> _Aim of the task_
For each line of the listing below that contains the string "icon", copy the line.

________

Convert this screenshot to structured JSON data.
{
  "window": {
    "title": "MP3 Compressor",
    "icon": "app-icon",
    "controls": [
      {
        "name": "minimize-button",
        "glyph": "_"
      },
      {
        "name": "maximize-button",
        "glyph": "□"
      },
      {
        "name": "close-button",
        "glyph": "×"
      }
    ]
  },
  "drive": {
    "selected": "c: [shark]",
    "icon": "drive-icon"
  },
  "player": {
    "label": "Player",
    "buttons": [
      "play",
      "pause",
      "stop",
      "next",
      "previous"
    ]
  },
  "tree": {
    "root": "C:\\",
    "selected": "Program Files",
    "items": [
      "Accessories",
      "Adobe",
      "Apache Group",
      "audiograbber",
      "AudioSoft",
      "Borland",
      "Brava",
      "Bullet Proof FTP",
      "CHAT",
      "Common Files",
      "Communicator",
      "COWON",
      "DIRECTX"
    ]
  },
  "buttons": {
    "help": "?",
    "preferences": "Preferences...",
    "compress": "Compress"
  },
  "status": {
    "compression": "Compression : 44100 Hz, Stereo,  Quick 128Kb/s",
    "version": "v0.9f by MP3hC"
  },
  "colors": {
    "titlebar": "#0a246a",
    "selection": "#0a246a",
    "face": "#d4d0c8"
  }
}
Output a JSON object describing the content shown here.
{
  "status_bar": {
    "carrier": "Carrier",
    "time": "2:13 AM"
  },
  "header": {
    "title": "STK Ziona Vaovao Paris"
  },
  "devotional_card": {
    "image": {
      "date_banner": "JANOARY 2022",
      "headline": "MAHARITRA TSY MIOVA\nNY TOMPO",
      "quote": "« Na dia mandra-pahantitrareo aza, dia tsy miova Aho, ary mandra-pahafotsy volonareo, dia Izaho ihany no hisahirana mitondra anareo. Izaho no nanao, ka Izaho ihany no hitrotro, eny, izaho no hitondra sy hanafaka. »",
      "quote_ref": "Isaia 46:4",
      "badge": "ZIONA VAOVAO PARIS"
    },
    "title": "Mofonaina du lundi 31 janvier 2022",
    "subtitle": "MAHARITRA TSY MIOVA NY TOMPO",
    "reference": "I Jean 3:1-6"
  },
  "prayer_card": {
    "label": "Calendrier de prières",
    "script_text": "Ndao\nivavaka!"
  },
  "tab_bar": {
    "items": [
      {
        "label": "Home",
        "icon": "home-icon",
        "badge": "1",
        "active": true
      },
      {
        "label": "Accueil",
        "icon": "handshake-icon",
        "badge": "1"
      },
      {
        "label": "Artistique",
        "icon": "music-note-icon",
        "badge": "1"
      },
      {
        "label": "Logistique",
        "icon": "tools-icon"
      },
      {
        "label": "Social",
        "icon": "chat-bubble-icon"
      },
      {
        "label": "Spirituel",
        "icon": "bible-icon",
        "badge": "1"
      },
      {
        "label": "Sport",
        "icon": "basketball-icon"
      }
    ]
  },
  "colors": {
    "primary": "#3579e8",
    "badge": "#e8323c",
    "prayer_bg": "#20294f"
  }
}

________

> _Written response_
    "icon": "app-icon",
    "icon": "drive-icon"
        "icon": "home-icon",
        "icon": "handshake-icon",
        "icon": "music-note-icon",
        "icon": "tools-icon"
        "icon": "chat-bubble-icon"
        "icon": "bible-icon",
        "icon": "basketball-icon"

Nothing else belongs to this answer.